The prospect of moderating a panel may seem daunting, but with preparation you can deliver an informative and entertaining discussion. Below are some top tips on getting the best from your panel. Most of this advice applies just as well when interviewing one guest, as three or four.
- Research the subject and the panellists. Pick out an interesting or relevant fact about each panel member that you can bring into the discussion. If you’re not sure what the panel description is about, contact the organisers for more information.
- Contact the panellists in advance (ideally 2-3 weeks). Ask for a mini-biography, and offer suggestions of the type of questions you are likely to ask. Don’t be too prescriptive in this, otherwise your panel will be looking for those specific questions and the conversation won’t flow naturally. In other words, say something along the lines of ‘I’d like to discuss genre, setting and the inspiration for your book,’ rather than present a numbered list of questions. It’s a good idea to ask your guest if there’s anything they’d particularly like to discuss, or even anything they would like to hear about from one of the other panellists. Don’t get too bogged down in this, you want to keep the conversation fresh on the day.
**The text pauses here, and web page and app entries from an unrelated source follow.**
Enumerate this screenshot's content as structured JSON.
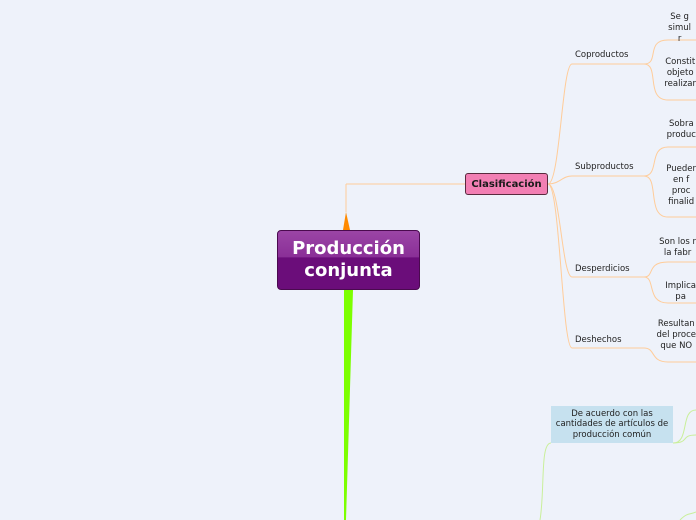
{
  "central": {
    "line1": "Producción",
    "line2": "conjunta"
  },
  "clasificacion": {
    "label": "Clasificación"
  },
  "categories": [
    {
      "label": "Coproductos"
    },
    {
      "label": "Subproductos"
    },
    {
      "label": "Desperdicios"
    },
    {
      "label": "Deshechos"
    }
  ],
  "details": [
    {
      "lines": [
        "Se g",
        "simul",
        "r"
      ]
    },
    {
      "lines": [
        "Constit",
        "objeto",
        "realizar"
      ]
    },
    {
      "lines": [
        "Sobra",
        "produc"
      ]
    },
    {
      "lines": [
        "Pueder",
        "en f",
        "proc",
        "finalid"
      ]
    },
    {
      "lines": [
        "Son los r",
        "la fabr"
      ]
    },
    {
      "lines": [
        "Implica",
        "pa"
      ]
    },
    {
      "lines": [
        "Resultan",
        "del proce",
        "que NO"
      ]
    }
  ],
  "blue_node": {
    "lines": [
      "De acuerdo con las",
      "cantidades de artículos de",
      "producción común"
    ]
  },
  "colors": {
    "orange_branch": "#ff8a00",
    "green_branch": "#7cff00",
    "central": "#6b0d7a",
    "clasificacion": "#f27fb3",
    "line_orange": "#ffcc99",
    "line_green": "#c9ef9a",
    "blue_node": "#c6e1ef"
  }
}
- Prepare questions to get the most out of the topic. Have more questions than you think you’ll need – the conversation is bound to take a few twists and turns.
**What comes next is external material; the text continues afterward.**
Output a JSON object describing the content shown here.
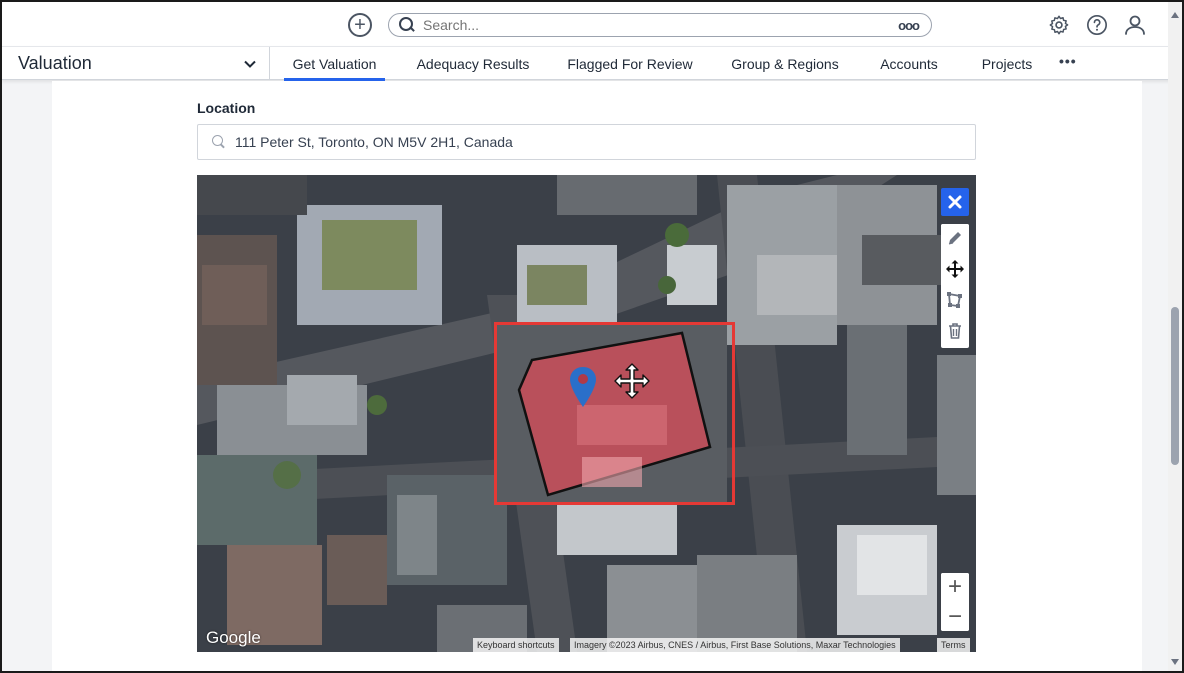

- If you can, arrange to meet the guests before the discussion and spend a few minutes making sure everyone is OK.
- If a microphone is provided, use it and encourage your participants to do so as well.
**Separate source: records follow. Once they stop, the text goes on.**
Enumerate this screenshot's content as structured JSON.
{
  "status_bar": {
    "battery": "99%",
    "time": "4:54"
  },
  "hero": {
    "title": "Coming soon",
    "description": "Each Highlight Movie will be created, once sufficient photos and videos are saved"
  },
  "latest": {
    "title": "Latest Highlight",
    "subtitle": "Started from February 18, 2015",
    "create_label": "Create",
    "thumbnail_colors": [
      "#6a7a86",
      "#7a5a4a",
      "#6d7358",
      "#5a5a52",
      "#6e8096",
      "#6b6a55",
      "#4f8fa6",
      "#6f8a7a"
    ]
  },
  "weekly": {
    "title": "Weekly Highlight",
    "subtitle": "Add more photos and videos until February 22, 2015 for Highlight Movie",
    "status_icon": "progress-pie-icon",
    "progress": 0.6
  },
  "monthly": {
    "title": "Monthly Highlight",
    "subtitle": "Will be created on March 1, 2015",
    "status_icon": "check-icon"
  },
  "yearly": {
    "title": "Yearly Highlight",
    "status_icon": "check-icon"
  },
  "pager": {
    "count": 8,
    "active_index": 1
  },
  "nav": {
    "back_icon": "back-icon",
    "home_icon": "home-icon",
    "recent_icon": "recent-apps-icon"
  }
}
- When the session begins, let the audience know when they will have a chance to ask questions. It is easier to manage the timing of a panel when you allocate time for Q&A at the end, rather than accepting questions throughout.
- Introductions: before you ask your first question, introduce your guests, using the mini-biographies they provided. Draw out their expertise in the subject, any awards they have received, and the title of their latest book.
- Ensure all your panellists have the same opportunities to speak. Some guests can start to dominate the conversation. When this happens, direct a question to another guest. If it happens too often, you may need to suggest continuing that particular thread over a drink in the bar, as there is so much more of this fascinating topic to cover in the short time of the panel discussion.
- Don’t allow the conversation to stray off topic. Remember you have an audience who has come to hear the discussion of the advertised topic. Once again, you can always suggest the guest might like to continue their thread in the bar later.
- The Q&A: scan the whole room for hands going up. Like a bartender, you need to make sure nobody’s kept waiting.
- Sometimes an audience takes a while to warm to the task, if you don’t get questions right away, ask another question yourself, then try again. Saying things like ‘we’ve just got time for a couple of questions,’ often galvanises the audience into action.
- Repeat audience questions back, to ensure the whole room hears.
- Don’t allow one audience member to hog the floor.
- Draw the session to a close by thanking the panel and inviting applause from the audience.
- Timing: stick to the advertised duration and don’t encroach on the next session’s time. It helps the event run smoothly. Your audience will also be expecting you to keep to the timetable, they may have a train/bus to catch, or their parking is due to expire. If you allow the session to overrun, the audience is likely to fidget, or even leave (clunking as they go).